_Exercise details_
Tally every line of the entries that contains the string "data", then reply with only that number.

== Material to process

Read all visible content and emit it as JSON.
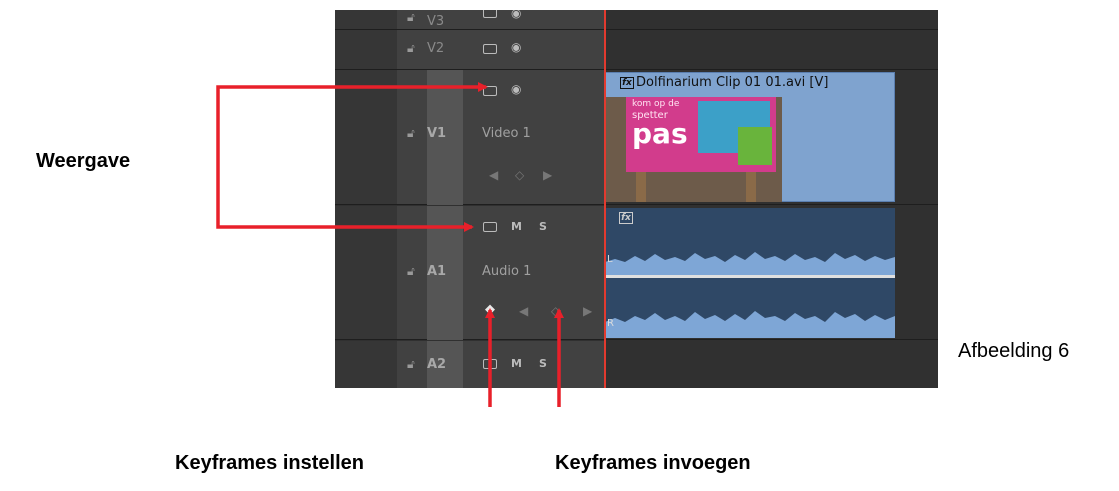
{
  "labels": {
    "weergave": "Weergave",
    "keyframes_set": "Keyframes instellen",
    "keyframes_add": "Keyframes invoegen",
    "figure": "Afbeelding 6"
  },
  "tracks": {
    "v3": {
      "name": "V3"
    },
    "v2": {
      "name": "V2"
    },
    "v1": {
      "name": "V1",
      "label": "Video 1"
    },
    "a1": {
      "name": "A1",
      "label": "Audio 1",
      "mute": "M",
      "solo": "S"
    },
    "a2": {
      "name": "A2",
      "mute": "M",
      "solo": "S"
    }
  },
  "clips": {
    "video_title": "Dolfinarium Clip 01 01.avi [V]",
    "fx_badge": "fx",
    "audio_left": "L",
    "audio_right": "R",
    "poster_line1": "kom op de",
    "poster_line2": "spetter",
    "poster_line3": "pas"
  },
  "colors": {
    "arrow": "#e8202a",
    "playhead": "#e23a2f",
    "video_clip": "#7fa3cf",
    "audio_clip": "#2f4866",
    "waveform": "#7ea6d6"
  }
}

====
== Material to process

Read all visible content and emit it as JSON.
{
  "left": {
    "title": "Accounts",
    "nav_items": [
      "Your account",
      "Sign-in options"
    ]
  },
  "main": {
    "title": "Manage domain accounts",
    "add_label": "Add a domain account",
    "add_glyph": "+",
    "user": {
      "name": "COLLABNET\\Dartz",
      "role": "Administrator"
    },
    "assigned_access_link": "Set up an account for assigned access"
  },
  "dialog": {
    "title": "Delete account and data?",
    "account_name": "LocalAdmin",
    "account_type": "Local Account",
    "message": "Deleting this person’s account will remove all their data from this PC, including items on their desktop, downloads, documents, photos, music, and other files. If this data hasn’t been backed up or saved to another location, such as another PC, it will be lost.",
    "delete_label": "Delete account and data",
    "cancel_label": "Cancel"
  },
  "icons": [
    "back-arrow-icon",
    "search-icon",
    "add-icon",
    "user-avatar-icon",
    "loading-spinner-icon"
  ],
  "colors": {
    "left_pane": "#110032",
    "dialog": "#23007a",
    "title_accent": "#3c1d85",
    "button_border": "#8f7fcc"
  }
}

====

_The completed task_
3